*EXERCISE*.
Only the number is needed: how many lines of the entries below contain the word "cookies".

+ + +

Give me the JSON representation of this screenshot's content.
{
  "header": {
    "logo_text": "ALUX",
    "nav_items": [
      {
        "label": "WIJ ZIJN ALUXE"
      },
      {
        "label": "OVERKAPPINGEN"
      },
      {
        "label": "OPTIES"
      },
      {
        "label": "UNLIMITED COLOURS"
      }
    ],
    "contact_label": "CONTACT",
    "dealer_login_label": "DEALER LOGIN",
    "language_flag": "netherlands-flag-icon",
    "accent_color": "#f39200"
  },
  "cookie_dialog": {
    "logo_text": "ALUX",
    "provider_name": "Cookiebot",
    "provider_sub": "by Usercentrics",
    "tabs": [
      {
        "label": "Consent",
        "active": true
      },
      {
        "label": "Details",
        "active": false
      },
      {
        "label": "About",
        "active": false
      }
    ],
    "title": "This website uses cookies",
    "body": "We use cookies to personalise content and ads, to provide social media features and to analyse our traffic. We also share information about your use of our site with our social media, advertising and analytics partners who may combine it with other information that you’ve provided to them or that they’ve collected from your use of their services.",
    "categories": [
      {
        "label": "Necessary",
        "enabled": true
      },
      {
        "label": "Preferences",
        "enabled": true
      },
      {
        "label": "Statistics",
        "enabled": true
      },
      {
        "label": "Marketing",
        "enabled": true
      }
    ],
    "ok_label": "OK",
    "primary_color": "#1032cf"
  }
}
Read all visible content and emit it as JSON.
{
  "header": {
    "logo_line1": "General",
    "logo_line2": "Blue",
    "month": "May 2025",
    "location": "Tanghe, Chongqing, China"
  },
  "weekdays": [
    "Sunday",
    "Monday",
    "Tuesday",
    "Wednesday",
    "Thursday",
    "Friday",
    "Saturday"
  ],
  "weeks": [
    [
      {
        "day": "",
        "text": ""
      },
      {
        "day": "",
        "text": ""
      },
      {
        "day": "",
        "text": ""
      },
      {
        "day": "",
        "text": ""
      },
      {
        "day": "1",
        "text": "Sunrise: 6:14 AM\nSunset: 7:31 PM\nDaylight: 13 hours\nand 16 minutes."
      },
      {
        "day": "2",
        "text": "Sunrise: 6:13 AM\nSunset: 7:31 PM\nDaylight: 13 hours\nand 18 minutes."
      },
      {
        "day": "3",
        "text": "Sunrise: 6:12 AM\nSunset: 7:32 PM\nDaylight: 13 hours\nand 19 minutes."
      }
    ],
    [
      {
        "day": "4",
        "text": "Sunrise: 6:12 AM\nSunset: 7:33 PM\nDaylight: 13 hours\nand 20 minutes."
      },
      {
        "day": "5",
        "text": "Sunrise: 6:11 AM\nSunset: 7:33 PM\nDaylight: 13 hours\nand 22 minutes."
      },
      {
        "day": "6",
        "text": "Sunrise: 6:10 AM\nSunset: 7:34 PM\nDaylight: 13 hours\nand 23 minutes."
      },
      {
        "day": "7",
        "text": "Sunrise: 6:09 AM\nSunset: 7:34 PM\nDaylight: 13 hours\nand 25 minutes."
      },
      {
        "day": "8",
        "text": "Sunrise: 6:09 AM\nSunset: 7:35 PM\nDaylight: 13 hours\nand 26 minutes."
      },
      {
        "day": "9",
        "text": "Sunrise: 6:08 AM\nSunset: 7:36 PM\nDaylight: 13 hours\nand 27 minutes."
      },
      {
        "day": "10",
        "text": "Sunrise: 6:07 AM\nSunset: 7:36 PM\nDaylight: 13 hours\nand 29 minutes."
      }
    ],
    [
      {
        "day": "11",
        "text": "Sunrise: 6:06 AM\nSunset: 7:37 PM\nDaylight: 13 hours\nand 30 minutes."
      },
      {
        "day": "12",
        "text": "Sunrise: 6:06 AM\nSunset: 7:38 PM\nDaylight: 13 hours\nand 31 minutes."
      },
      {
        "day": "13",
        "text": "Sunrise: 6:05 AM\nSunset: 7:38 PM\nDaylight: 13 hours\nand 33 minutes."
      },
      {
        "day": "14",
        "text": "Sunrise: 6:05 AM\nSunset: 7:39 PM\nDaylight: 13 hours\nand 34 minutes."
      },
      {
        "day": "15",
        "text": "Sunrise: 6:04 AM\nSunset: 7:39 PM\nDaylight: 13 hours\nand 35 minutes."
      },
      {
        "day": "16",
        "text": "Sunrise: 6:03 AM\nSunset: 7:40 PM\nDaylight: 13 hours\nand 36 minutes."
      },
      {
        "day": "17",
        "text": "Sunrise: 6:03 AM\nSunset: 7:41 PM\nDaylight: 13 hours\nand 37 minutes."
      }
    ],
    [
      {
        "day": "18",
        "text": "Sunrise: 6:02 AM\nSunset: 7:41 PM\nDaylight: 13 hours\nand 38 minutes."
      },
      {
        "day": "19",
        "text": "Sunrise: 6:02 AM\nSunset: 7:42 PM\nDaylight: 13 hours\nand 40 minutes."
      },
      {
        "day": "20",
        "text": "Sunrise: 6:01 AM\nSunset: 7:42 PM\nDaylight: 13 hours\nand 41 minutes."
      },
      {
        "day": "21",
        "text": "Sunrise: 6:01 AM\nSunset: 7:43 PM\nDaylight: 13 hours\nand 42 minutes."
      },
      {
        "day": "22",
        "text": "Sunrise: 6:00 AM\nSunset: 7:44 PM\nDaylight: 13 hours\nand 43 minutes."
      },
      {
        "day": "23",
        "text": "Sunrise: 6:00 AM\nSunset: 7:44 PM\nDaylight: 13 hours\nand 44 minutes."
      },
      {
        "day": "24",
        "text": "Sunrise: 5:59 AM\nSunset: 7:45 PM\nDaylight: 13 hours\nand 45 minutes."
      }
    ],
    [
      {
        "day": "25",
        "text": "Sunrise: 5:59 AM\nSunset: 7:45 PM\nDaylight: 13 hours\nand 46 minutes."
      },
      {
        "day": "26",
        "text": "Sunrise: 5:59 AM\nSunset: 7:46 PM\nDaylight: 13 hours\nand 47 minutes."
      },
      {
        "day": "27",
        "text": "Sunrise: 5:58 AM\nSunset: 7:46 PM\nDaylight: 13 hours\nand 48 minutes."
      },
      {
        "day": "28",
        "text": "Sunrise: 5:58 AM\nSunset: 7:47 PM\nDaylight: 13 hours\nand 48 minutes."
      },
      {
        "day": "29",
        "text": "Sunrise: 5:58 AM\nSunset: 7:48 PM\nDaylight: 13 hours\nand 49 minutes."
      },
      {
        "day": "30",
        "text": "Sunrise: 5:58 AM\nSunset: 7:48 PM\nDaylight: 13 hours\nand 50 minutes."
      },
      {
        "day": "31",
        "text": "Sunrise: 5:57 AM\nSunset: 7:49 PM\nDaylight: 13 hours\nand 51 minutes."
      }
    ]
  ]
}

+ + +

*RESULT OF THE TASK*.
2